(Component data from apps and pages)
━━━━━━━━━━

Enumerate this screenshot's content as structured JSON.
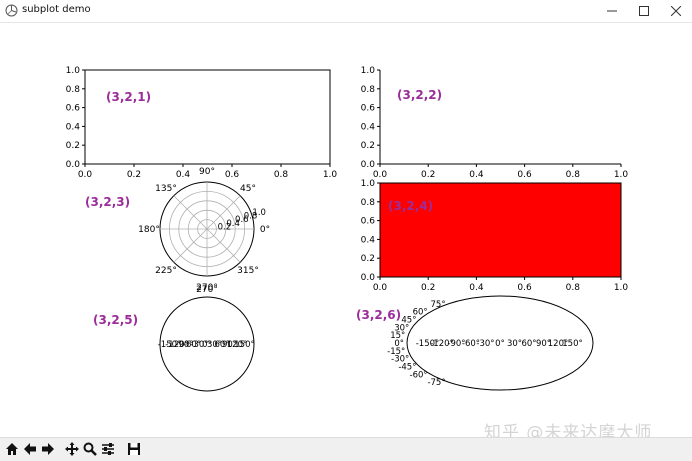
{
  "window": {
    "title": "subplot demo",
    "minimize_icon": "minimize-icon",
    "maximize_icon": "maximize-icon",
    "close_icon": "close-icon"
  },
  "toolbar": {
    "buttons": [
      "home-icon",
      "back-arrow-icon",
      "forward-arrow-icon",
      "pan-icon",
      "zoom-icon",
      "configure-subplots-icon",
      "save-icon"
    ]
  },
  "watermark": "知乎 @未来达摩大师",
  "colors": {
    "fill_red": "#ff0000",
    "label_purple": "#9b2d9b"
  },
  "chart_data": [
    {
      "type": "table",
      "label": "(3,2,1)",
      "ylim": [
        0.0,
        1.0
      ],
      "xlim": [
        0.0,
        1.0
      ],
      "yticks": [
        "0.0",
        "0.2",
        "0.4",
        "0.6",
        "0.8",
        "1.0"
      ],
      "xticks": [
        "0.0",
        "0.2",
        "0.4",
        "0.6",
        "0.8",
        "1.0"
      ]
    },
    {
      "type": "table",
      "label": "(3,2,2)",
      "ylim": [
        0.0,
        1.0
      ],
      "xlim": [
        0.0,
        1.0
      ],
      "yticks": [
        "0.0",
        "0.2",
        "0.4",
        "0.6",
        "0.8",
        "1.0"
      ],
      "xticks": [
        "0.0",
        "0.2",
        "0.4",
        "0.6",
        "0.8",
        "1.0"
      ],
      "frame": "left and bottom spines only"
    },
    {
      "type": "polar",
      "label": "(3,2,3)",
      "angle_ticks": [
        "0°",
        "45°",
        "90°",
        "135°",
        "180°",
        "225°",
        "270°",
        "315°"
      ],
      "radial_ticks": [
        "0.2",
        "0.4",
        "0.6",
        "0.8",
        "1.0"
      ],
      "grid": true
    },
    {
      "type": "area",
      "label": "(3,2,4)",
      "ylim": [
        0.0,
        1.0
      ],
      "xlim": [
        0.0,
        1.0
      ],
      "yticks": [
        "0.0",
        "0.2",
        "0.4",
        "0.6",
        "0.8",
        "1.0"
      ],
      "xticks": [
        "0.0",
        "0.2",
        "0.4",
        "0.6",
        "0.8",
        "1.0"
      ],
      "facecolor": "red"
    },
    {
      "type": "projection",
      "label": "(3,2,5)",
      "xticks": [
        "-150°",
        "-120°",
        "-90°",
        "-60°",
        "-30°",
        "0°",
        "30°",
        "60°",
        "90°",
        "120°",
        "150°"
      ]
    },
    {
      "type": "projection",
      "label": "(3,2,6)",
      "xticks": [
        "-150°",
        "-120°",
        "-90°",
        "-60°",
        "-30°",
        "0°",
        "30°",
        "60°",
        "90°",
        "120°",
        "150°"
      ],
      "yticks": [
        "75°",
        "60°",
        "45°",
        "30°",
        "15°",
        "0°",
        "-15°",
        "-30°",
        "-45°",
        "-60°",
        "-75°"
      ]
    }
  ]
}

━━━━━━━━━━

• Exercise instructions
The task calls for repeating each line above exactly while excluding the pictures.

• Written reply
Enumerate this screenshot's content as structured JSON.
{
  "window": {
    "title": "subplot demo",
    "minimize_icon": "minimize-icon",
    "maximize_icon": "maximize-icon",
    "close_icon": "close-icon"
  },
  "toolbar": {
    "buttons": [
      "home-icon",
      "back-arrow-icon",
      "forward-arrow-icon",
      "pan-icon",
      "zoom-icon",
      "configure-subplots-icon",
      "save-icon"
    ]
  },
  "watermark": "知乎 @未来达摩大师",
  "colors": {
    "fill_red": "#ff0000",
    "label_purple": "#9b2d9b"
  },
  "chart_data": [
    {
      "type": "table",
      "label": "(3,2,1)",
      "ylim": [
        0.0,
        1.0
      ],
      "xlim": [
        0.0,
        1.0
      ],
      "yticks": [
        "0.0",
        "0.2",
        "0.4",
        "0.6",
        "0.8",
        "1.0"
      ],
      "xticks": [
        "0.0",
        "0.2",
        "0.4",
        "0.6",
        "0.8",
        "1.0"
      ]
    },
    {
      "type": "table",
      "label": "(3,2,2)",
      "ylim": [
        0.0,
        1.0
      ],
      "xlim": [
        0.0,
        1.0
      ],
      "yticks": [
        "0.0",
        "0.2",
        "0.4",
        "0.6",
        "0.8",
        "1.0"
      ],
      "xticks": [
        "0.0",
        "0.2",
        "0.4",
        "0.6",
        "0.8",
        "1.0"
      ],
      "frame": "left and bottom spines only"
    },
    {
      "type": "polar",
      "label": "(3,2,3)",
      "angle_ticks": [
        "0°",
        "45°",
        "90°",
        "135°",
        "180°",
        "225°",
        "270°",
        "315°"
      ],
      "radial_ticks": [
        "0.2",
        "0.4",
        "0.6",
        "0.8",
        "1.0"
      ],
      "grid": true
    },
    {
      "type": "area",
      "label": "(3,2,4)",
      "ylim": [
        0.0,
        1.0
      ],
      "xlim": [
        0.0,
        1.0
      ],
      "yticks": [
        "0.0",
        "0.2",
        "0.4",
        "0.6",
        "0.8",
        "1.0"
      ],
      "xticks": [
        "0.0",
        "0.2",
        "0.4",
        "0.6",
        "0.8",
        "1.0"
      ],
      "facecolor": "red"
    },
    {
      "type": "projection",
      "label": "(3,2,5)",
      "xticks": [
        "-150°",
        "-120°",
        "-90°",
        "-60°",
        "-30°",
        "0°",
        "30°",
        "60°",
        "90°",
        "120°",
        "150°"
      ]
    },
    {
      "type": "projection",
      "label": "(3,2,6)",
      "xticks": [
        "-150°",
        "-120°",
        "-90°",
        "-60°",
        "-30°",
        "0°",
        "30°",
        "60°",
        "90°",
        "120°",
        "150°"
      ],
      "yticks": [
        "75°",
        "60°",
        "45°",
        "30°",
        "15°",
        "0°",
        "-15°",
        "-30°",
        "-45°",
        "-60°",
        "-75°"
      ]
    }
  ]
}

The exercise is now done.